### Exercise directions
Search the data for the word "icon" and copy every line where it occurs.
※
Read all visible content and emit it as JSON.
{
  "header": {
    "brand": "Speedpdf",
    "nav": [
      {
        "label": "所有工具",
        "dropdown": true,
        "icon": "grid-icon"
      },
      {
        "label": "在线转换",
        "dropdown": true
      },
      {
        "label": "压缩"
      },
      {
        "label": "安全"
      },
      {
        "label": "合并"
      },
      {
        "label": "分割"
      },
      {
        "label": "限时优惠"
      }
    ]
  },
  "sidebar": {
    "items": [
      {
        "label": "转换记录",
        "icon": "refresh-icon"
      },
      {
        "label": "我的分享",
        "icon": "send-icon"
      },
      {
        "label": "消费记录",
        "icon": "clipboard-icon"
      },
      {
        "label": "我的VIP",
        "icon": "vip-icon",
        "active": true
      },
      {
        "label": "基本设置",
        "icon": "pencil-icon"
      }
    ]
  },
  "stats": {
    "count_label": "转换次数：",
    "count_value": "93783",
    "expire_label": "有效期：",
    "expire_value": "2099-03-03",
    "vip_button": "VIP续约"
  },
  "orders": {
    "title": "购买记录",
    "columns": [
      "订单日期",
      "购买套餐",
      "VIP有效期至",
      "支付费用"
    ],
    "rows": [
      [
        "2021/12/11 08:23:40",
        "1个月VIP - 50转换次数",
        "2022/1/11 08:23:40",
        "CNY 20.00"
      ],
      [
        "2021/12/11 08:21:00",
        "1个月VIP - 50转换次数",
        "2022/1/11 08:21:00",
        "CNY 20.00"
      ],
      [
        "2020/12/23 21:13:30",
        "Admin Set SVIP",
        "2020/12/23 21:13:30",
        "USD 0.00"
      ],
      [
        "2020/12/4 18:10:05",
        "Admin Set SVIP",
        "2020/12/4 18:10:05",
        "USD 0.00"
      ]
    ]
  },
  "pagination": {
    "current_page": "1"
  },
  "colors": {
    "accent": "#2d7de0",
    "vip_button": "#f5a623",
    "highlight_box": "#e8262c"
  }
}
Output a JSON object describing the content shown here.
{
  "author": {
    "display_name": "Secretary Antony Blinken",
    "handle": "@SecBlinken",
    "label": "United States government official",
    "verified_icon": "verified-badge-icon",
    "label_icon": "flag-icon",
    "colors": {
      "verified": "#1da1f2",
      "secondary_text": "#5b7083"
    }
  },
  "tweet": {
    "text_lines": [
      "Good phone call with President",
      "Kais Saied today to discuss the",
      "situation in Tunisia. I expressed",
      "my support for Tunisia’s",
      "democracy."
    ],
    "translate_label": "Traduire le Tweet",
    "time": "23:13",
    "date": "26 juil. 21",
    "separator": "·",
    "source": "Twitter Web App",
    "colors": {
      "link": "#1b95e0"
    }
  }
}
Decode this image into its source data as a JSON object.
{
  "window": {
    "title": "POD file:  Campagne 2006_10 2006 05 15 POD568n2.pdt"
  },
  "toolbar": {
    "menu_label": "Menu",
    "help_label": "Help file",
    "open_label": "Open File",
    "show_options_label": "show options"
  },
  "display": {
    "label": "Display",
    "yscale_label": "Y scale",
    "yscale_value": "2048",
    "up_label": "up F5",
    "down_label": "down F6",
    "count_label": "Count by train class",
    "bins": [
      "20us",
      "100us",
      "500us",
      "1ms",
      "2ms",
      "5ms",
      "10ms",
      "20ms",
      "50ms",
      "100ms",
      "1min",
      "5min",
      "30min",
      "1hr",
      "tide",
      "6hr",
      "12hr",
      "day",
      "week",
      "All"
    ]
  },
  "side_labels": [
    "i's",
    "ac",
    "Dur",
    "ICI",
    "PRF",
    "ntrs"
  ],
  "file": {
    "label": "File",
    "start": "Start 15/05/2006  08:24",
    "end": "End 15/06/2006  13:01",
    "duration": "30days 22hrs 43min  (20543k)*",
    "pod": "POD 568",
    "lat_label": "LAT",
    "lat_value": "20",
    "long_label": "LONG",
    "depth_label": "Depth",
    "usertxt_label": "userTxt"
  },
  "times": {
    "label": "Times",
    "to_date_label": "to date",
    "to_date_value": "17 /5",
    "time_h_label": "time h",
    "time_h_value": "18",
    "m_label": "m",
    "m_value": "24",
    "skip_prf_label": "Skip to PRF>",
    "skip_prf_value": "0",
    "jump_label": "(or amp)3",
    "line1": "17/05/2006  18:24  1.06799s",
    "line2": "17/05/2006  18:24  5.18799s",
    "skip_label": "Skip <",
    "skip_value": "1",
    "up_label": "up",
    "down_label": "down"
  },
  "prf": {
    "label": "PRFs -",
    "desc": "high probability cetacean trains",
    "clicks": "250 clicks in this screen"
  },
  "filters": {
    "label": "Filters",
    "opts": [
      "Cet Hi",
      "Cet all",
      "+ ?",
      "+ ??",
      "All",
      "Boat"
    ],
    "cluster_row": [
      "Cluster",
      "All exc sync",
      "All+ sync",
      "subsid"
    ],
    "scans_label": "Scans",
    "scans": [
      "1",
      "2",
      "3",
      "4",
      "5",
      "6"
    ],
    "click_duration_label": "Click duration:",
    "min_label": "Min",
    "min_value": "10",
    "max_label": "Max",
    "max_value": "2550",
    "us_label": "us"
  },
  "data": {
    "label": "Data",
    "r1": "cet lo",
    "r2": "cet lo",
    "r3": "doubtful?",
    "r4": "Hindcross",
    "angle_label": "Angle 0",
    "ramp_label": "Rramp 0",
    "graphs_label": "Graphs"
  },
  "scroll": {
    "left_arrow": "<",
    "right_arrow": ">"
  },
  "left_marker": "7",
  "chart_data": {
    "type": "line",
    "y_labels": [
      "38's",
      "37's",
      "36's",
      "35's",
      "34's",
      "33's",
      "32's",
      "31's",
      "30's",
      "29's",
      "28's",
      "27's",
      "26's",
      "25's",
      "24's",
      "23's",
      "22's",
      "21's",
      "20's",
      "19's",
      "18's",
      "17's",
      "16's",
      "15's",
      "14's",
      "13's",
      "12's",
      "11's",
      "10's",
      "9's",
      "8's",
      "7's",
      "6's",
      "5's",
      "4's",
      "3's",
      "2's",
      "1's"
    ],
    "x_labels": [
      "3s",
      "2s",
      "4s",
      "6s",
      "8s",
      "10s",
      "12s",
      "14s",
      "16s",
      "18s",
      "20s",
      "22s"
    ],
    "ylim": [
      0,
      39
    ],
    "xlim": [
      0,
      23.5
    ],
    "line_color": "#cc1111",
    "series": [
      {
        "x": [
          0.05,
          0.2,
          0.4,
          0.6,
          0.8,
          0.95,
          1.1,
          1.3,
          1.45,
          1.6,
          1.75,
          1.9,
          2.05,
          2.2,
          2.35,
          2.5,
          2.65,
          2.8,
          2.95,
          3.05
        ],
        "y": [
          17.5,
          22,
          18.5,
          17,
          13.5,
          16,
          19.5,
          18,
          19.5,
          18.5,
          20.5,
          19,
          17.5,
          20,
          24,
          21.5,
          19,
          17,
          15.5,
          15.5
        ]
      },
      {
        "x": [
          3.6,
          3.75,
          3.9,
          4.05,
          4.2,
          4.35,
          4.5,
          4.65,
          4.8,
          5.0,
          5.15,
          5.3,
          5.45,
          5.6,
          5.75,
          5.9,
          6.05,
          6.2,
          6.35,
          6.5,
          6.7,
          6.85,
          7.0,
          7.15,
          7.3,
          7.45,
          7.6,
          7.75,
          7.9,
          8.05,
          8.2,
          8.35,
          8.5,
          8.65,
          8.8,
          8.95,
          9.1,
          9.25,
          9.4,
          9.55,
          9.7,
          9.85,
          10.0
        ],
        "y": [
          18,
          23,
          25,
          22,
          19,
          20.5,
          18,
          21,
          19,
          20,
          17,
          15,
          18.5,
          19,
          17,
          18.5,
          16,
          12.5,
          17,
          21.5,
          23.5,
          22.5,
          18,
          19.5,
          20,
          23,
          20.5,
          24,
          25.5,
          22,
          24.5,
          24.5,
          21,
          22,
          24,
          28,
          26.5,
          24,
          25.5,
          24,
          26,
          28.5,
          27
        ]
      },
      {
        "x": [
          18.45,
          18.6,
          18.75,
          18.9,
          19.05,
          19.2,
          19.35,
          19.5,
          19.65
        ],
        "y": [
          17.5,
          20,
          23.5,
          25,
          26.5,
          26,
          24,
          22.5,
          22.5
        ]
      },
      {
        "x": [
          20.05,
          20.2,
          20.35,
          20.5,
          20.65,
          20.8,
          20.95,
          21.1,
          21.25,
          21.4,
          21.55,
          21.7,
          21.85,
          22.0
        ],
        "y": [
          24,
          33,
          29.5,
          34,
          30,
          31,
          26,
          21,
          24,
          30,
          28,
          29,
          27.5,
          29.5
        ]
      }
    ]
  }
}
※
### Result of the task
        "icon": "grid-icon"
        "icon": "refresh-icon"
        "icon": "send-icon"
        "icon": "clipboard-icon"
        "icon": "vip-icon",
        "icon": "pencil-icon"
    "verified_icon": "verified-badge-icon",
    "label_icon": "flag-icon",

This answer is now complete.